  • Because the DSHEA requires less pre-market review
    for dietary supplements making an informed
    decision as a consumer is important.
  • Look for unbiased information and evaluate
    studies as we have practiced in class.
  • Also look to see if the findings of a study have
    been re-produced...

  • Tips for developing sport supplement savvy
  • Be suspicious of a single substance that claims
    to do multiple things build muscle, increase
    strength, burn fat and increase stamina...etc
  • Be wary if companies tell you that you dont have
    to eat properly when taking the supplement.
  • Natural doesnt equal safe
  • Be critical of the studies that the manufacturer
    cites as proof of safety/efficacy (mistrust the
    information if you cant find the reference!)
  • Use common sense, if the claim appears too good
    to be true, it probably is.

The RD Conundrum
The RD Conundrum
Good Cheap Not fast Good Fast Not
cheap Fast Cheap Not good
Is it better to be FIRST? Is it better to be BEST?
In the supplement industry, enough research is...
  • Enough to convince enough consumers to buy the
  • product that from sales greatly exceeds the
  • costs of manufacture, distribution and
  • in gtgtgt out
  • To do more violates the interests of employees,
  • shareholders and, in terms of price, consumers.
  • Doing more than the minimum research needed
  • to maximize sales is not only unnecessary but
  • even incompatible with the interests of the
  • company.

For academic scientists, enough research is ..
  • First efficacy (does it work?)
  • safety (does it harm?) but
  • We are charged with understanding context -
  • mechanism of action, impact on endogenous
  • production,effects on other metabolic pathways
  • Doing less than the minimum research required to
  • understand the physiological context is
  • incompatible with our responsibilities as

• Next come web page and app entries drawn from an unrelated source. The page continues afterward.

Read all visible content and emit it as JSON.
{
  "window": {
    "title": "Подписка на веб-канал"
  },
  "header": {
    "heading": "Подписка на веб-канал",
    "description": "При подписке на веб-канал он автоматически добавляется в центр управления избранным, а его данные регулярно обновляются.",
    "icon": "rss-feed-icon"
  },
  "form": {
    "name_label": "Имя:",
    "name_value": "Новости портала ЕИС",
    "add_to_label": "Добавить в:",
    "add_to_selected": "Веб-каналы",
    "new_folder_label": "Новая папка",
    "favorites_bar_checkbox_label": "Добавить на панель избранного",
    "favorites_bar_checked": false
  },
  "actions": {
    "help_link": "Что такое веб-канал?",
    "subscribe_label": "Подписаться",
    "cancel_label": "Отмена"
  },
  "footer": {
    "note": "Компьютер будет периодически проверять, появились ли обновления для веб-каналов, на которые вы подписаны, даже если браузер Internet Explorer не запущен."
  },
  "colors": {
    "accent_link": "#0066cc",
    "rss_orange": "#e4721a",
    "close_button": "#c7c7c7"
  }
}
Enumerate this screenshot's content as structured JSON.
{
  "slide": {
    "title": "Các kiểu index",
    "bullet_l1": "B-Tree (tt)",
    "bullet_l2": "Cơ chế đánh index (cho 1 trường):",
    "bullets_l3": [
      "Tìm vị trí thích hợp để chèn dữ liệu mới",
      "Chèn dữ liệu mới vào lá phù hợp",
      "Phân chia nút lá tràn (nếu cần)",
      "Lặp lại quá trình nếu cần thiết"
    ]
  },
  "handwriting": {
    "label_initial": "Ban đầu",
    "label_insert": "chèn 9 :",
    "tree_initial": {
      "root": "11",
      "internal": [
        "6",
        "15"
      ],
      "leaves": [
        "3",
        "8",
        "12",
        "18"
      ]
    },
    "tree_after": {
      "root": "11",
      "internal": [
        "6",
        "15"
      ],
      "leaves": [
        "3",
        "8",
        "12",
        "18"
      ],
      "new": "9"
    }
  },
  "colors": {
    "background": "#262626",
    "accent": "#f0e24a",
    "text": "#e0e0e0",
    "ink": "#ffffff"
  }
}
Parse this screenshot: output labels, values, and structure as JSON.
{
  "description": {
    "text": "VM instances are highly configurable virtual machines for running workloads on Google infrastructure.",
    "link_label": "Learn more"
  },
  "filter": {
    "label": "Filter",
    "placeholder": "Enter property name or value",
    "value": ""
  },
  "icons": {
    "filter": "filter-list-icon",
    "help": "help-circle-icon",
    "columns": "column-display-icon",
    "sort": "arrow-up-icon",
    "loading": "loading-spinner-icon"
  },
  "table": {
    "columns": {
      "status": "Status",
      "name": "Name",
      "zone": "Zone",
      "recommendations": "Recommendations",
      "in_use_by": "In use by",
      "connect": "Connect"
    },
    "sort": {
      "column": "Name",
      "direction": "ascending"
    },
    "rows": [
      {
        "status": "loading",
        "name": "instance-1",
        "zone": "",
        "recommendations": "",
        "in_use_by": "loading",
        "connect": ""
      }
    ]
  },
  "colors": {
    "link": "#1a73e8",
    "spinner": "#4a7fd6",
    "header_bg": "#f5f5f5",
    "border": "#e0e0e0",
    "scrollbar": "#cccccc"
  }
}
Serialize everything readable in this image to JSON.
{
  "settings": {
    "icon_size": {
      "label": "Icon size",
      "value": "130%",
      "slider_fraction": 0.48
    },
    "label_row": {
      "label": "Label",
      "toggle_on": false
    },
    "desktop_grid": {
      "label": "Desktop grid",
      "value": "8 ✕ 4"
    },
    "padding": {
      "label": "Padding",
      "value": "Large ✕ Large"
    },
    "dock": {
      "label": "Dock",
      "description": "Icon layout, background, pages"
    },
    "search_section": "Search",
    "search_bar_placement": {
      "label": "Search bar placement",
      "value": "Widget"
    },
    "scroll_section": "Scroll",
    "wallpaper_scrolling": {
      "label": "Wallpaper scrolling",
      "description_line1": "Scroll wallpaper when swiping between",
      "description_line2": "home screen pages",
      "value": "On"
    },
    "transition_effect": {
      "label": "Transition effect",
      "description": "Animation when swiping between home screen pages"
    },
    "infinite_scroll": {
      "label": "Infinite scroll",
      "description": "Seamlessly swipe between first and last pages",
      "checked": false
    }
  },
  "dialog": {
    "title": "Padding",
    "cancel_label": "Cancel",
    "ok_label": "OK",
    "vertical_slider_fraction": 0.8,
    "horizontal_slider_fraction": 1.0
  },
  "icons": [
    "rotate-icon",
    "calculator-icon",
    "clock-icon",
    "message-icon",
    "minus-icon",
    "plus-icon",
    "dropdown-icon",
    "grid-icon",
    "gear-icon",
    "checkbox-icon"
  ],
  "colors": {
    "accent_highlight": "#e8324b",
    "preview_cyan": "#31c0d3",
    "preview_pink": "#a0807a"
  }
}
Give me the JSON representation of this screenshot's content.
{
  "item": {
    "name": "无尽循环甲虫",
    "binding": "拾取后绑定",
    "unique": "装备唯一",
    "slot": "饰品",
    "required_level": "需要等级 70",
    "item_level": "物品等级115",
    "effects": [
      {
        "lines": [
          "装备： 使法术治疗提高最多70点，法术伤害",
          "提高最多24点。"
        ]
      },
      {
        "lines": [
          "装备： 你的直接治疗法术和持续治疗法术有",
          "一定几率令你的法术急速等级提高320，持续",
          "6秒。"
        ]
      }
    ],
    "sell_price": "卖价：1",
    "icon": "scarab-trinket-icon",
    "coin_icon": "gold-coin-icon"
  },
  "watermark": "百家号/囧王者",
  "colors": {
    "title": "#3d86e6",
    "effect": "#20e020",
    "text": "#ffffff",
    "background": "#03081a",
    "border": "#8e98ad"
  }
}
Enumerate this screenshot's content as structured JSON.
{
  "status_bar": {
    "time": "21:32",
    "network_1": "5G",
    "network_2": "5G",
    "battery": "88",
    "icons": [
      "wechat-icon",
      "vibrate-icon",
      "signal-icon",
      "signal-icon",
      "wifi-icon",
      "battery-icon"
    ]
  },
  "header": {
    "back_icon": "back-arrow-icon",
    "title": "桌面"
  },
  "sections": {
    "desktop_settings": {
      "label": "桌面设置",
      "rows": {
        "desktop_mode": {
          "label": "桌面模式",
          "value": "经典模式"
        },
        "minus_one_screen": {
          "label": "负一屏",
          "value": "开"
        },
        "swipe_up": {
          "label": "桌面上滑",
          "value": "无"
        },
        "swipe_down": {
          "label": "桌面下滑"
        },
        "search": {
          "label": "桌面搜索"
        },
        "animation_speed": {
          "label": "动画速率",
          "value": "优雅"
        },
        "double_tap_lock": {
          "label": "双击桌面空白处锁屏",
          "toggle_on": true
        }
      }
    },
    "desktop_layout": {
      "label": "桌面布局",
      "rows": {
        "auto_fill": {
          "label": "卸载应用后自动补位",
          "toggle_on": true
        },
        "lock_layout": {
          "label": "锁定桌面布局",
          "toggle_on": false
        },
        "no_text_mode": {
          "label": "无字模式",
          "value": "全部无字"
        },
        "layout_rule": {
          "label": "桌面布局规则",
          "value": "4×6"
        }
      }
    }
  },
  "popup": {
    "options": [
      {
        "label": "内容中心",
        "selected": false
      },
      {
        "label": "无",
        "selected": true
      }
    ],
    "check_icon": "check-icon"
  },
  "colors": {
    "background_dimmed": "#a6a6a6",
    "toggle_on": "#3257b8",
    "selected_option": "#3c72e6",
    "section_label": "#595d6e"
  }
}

Cant we all just get along?
  • YES, in the sense that we share the same basic
  • goals of optimizing safety, health, and
  • NO, in the sense that we have fundamental
  • disagreements about who (target population), what
  • (top priorities), why (knowledge/sales), when
  • soon), and how (single study vs. line of research
  • Consumer bottom line DO YOUR HOMEWORK BEFORE